--- INPUT FOR THIS TASK Enclosed Below ---

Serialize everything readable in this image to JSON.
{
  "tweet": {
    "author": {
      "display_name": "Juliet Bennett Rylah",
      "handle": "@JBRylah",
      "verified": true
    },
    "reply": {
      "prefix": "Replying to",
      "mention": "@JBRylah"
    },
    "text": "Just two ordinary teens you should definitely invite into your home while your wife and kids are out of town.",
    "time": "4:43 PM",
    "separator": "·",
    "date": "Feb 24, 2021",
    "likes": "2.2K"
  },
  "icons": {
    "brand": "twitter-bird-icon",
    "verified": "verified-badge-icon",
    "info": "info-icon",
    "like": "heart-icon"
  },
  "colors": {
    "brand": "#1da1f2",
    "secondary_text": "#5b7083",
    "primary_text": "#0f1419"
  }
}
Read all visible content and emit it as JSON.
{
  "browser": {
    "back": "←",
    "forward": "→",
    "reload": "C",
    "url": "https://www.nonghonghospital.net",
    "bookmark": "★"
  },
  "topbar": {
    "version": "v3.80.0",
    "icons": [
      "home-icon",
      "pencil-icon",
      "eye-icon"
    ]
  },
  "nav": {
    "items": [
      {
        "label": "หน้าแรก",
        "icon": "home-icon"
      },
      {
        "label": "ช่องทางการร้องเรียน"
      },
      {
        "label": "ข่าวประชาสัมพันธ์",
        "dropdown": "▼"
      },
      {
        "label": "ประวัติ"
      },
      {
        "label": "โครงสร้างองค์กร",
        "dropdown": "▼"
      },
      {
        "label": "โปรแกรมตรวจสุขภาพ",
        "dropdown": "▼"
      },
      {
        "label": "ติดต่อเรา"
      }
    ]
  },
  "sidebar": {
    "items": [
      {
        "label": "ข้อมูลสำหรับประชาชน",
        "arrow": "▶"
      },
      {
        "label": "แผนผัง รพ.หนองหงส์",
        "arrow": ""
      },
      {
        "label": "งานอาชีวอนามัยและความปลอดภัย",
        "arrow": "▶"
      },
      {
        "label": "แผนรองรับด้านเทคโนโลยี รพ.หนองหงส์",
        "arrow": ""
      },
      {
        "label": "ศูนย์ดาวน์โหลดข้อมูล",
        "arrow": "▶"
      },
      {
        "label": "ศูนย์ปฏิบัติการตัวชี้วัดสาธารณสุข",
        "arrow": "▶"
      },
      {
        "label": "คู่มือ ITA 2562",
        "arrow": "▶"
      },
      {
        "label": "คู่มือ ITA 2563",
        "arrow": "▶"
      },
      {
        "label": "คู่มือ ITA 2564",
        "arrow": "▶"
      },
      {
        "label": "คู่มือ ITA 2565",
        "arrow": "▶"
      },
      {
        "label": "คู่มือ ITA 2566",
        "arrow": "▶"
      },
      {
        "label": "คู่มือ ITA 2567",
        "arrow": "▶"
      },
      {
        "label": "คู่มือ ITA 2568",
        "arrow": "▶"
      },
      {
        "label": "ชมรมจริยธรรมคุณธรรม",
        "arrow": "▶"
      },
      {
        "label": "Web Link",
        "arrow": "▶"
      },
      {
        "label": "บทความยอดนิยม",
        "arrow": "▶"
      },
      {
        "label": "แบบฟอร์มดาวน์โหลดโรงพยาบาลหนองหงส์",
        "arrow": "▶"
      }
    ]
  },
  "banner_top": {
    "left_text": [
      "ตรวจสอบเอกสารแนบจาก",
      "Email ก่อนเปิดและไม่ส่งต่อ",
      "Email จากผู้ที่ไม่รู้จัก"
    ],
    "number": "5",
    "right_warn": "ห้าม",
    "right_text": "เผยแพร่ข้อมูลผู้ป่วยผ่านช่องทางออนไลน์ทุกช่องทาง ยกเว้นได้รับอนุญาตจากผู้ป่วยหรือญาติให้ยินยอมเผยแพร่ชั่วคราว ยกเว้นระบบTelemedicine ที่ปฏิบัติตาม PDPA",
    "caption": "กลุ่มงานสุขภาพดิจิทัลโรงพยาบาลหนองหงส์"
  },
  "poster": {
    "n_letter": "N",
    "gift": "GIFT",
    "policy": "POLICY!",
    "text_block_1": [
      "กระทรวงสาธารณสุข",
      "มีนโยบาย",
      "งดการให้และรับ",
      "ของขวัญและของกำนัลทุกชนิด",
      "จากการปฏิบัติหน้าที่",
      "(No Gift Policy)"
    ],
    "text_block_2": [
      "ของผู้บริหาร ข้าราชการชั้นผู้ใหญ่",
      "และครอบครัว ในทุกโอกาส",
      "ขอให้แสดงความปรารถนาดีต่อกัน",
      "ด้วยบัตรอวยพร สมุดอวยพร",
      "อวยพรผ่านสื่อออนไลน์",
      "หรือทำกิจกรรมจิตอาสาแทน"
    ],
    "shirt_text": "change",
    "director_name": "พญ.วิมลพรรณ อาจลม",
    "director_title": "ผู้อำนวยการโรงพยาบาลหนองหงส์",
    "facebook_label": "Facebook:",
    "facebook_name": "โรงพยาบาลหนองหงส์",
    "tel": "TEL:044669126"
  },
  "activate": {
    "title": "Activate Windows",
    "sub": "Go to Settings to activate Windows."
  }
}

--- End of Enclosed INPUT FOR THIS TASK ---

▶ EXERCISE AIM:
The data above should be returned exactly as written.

▶ ANSWER TO THE EXERCISE:
Serialize everything readable in this image to JSON.
{
  "tweet": {
    "author": {
      "display_name": "Juliet Bennett Rylah",
      "handle": "@JBRylah",
      "verified": true
    },
    "reply": {
      "prefix": "Replying to",
      "mention": "@JBRylah"
    },
    "text": "Just two ordinary teens you should definitely invite into your home while your wife and kids are out of town.",
    "time": "4:43 PM",
    "separator": "·",
    "date": "Feb 24, 2021",
    "likes": "2.2K"
  },
  "icons": {
    "brand": "twitter-bird-icon",
    "verified": "verified-badge-icon",
    "info": "info-icon",
    "like": "heart-icon"
  },
  "colors": {
    "brand": "#1da1f2",
    "secondary_text": "#5b7083",
    "primary_text": "#0f1419"
  }
}
Read all visible content and emit it as JSON.
{
  "browser": {
    "back": "←",
    "forward": "→",
    "reload": "C",
    "url": "https://www.nonghonghospital.net",
    "bookmark": "★"
  },
  "topbar": {
    "version": "v3.80.0",
    "icons": [
      "home-icon",
      "pencil-icon",
      "eye-icon"
    ]
  },
  "nav": {
    "items": [
      {
        "label": "หน้าแรก",
        "icon": "home-icon"
      },
      {
        "label": "ช่องทางการร้องเรียน"
      },
      {
        "label": "ข่าวประชาสัมพันธ์",
        "dropdown": "▼"
      },
      {
        "label": "ประวัติ"
      },
      {
        "label": "โครงสร้างองค์กร",
        "dropdown": "▼"
      },
      {
        "label": "โปรแกรมตรวจสุขภาพ",
        "dropdown": "▼"
      },
      {
        "label": "ติดต่อเรา"
      }
    ]
  },
  "sidebar": {
    "items": [
      {
        "label": "ข้อมูลสำหรับประชาชน",
        "arrow": "▶"
      },
      {
        "label": "แผนผัง รพ.หนองหงส์",
        "arrow": ""
      },
      {
        "label": "งานอาชีวอนามัยและความปลอดภัย",
        "arrow": "▶"
      },
      {
        "label": "แผนรองรับด้านเทคโนโลยี รพ.หนองหงส์",
        "arrow": ""
      },
      {
        "label": "ศูนย์ดาวน์โหลดข้อมูล",
        "arrow": "▶"
      },
      {
        "label": "ศูนย์ปฏิบัติการตัวชี้วัดสาธารณสุข",
        "arrow": "▶"
      },
      {
        "label": "คู่มือ ITA 2562",
        "arrow": "▶"
      },
      {
        "label": "คู่มือ ITA 2563",
        "arrow": "▶"
      },
      {
        "label": "คู่มือ ITA 2564",
        "arrow": "▶"
      },
      {
        "label": "คู่มือ ITA 2565",
        "arrow": "▶"
      },
      {
        "label": "คู่มือ ITA 2566",
        "arrow": "▶"
      },
      {
        "label": "คู่มือ ITA 2567",
        "arrow": "▶"
      },
      {
        "label": "คู่มือ ITA 2568",
        "arrow": "▶"
      },
      {
        "label": "ชมรมจริยธรรมคุณธรรม",
        "arrow": "▶"
      },
      {
        "label": "Web Link",
        "arrow": "▶"
      },
      {
        "label": "บทความยอดนิยม",
        "arrow": "▶"
      },
      {
        "label": "แบบฟอร์มดาวน์โหลดโรงพยาบาลหนองหงส์",
        "arrow": "▶"
      }
    ]
  },
  "banner_top": {
    "left_text": [
      "ตรวจสอบเอกสารแนบจาก",
      "Email ก่อนเปิดและไม่ส่งต่อ",
      "Email จากผู้ที่ไม่รู้จัก"
    ],
    "number": "5",
    "right_warn": "ห้าม",
    "right_text": "เผยแพร่ข้อมูลผู้ป่วยผ่านช่องทางออนไลน์ทุกช่องทาง ยกเว้นได้รับอนุญาตจากผู้ป่วยหรือญาติให้ยินยอมเผยแพร่ชั่วคราว ยกเว้นระบบTelemedicine ที่ปฏิบัติตาม PDPA",
    "caption": "กลุ่มงานสุขภาพดิจิทัลโรงพยาบาลหนองหงส์"
  },
  "poster": {
    "n_letter": "N",
    "gift": "GIFT",
    "policy": "POLICY!",
    "text_block_1": [
      "กระทรวงสาธารณสุข",
      "มีนโยบาย",
      "งดการให้และรับ",
      "ของขวัญและของกำนัลทุกชนิด",
      "จากการปฏิบัติหน้าที่",
      "(No Gift Policy)"
    ],
    "text_block_2": [
      "ของผู้บริหาร ข้าราชการชั้นผู้ใหญ่",
      "และครอบครัว ในทุกโอกาส",
      "ขอให้แสดงความปรารถนาดีต่อกัน",
      "ด้วยบัตรอวยพร สมุดอวยพร",
      "อวยพรผ่านสื่อออนไลน์",
      "หรือทำกิจกรรมจิตอาสาแทน"
    ],
    "shirt_text": "change",
    "director_name": "พญ.วิมลพรรณ อาจลม",
    "director_title": "ผู้อำนวยการโรงพยาบาลหนองหงส์",
    "facebook_label": "Facebook:",
    "facebook_name": "โรงพยาบาลหนองหงส์",
    "tel": "TEL:044669126"
  },
  "activate": {
    "title": "Activate Windows",
    "sub": "Go to Settings to activate Windows."
  }
}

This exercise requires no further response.